▶ _Exercise brief_:
Wherever the word "result" appears in the entries, copy the whole line.

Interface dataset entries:
________________
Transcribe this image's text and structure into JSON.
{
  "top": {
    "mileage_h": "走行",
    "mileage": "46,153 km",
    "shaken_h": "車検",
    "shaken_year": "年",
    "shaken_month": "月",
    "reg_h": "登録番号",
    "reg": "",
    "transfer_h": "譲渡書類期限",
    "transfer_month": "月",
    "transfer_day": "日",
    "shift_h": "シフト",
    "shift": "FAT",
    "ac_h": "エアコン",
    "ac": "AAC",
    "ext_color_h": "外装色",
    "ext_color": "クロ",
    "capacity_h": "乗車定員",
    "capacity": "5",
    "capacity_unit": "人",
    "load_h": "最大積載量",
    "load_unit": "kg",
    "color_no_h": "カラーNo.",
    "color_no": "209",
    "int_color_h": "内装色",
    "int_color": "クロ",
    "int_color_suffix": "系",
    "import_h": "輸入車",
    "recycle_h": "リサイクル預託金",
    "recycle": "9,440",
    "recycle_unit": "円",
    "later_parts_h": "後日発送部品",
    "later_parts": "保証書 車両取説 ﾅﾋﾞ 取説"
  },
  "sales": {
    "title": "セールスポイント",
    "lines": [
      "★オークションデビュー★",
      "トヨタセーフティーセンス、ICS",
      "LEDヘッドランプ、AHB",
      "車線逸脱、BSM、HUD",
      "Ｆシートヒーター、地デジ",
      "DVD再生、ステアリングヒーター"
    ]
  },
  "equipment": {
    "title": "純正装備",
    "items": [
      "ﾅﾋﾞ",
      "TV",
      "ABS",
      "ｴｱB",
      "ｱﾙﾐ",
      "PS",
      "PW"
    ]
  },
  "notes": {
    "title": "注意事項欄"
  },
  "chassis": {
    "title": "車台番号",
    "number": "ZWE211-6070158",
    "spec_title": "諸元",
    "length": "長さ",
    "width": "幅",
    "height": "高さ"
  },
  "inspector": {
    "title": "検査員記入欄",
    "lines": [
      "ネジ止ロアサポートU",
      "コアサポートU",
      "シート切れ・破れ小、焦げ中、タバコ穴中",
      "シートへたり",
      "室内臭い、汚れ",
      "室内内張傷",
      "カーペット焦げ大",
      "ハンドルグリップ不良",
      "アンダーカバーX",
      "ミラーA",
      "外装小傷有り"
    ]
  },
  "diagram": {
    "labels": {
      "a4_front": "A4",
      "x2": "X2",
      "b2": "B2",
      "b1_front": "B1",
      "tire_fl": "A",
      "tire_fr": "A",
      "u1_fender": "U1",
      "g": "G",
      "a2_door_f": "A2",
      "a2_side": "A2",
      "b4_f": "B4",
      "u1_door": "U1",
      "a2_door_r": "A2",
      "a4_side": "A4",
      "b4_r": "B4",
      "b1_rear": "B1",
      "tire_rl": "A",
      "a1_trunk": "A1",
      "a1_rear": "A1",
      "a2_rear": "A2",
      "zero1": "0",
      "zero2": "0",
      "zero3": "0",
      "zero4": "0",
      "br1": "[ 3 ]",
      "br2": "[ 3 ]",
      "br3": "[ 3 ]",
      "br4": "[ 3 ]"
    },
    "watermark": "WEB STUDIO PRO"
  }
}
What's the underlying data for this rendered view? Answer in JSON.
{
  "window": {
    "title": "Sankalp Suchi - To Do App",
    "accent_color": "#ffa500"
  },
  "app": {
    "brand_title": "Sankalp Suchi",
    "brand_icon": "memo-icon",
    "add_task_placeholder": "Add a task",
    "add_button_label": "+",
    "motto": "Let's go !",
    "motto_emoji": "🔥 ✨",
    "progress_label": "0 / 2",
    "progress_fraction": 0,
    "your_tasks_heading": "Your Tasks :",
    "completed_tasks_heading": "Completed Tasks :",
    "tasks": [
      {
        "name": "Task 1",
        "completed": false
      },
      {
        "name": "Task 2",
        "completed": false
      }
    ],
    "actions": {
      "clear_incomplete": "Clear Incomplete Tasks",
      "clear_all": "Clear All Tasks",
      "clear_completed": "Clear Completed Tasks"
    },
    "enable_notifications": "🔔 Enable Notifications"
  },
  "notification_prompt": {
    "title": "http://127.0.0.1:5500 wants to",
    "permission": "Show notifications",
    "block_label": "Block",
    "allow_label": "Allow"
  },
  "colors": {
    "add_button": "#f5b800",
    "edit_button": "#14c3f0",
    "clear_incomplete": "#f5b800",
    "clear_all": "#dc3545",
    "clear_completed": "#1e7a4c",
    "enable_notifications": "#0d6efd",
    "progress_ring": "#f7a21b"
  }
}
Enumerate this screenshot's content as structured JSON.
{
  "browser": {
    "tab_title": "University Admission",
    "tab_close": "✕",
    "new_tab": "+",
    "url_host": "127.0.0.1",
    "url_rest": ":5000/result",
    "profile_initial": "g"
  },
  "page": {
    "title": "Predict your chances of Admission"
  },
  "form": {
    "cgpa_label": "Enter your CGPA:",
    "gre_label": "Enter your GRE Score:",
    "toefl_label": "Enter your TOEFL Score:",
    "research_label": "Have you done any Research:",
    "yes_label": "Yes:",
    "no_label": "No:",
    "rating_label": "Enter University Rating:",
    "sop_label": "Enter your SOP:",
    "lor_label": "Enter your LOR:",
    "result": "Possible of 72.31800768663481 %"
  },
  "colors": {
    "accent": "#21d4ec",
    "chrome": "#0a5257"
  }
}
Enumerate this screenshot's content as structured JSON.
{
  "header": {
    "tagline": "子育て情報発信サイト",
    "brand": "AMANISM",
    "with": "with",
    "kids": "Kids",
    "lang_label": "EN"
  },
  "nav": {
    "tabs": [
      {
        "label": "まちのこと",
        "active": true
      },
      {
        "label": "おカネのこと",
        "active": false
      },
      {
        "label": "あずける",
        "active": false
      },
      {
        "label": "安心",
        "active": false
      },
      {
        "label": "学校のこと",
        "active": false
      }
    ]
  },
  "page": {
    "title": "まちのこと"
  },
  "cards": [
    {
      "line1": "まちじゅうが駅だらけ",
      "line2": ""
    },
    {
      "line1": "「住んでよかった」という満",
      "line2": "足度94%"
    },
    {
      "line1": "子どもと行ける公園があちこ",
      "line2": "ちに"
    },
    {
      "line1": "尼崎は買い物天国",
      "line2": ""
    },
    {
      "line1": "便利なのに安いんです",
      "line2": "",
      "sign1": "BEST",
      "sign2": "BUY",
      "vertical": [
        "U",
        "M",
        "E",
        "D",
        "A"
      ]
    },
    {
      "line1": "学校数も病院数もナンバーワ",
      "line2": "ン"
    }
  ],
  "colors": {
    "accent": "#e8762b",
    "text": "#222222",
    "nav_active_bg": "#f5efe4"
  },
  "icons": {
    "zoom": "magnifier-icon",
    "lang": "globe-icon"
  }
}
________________
▶ _Response to this task_:
    "url_rest": ":5000/result",
    "result": "Possible of 72.31800768663481 %"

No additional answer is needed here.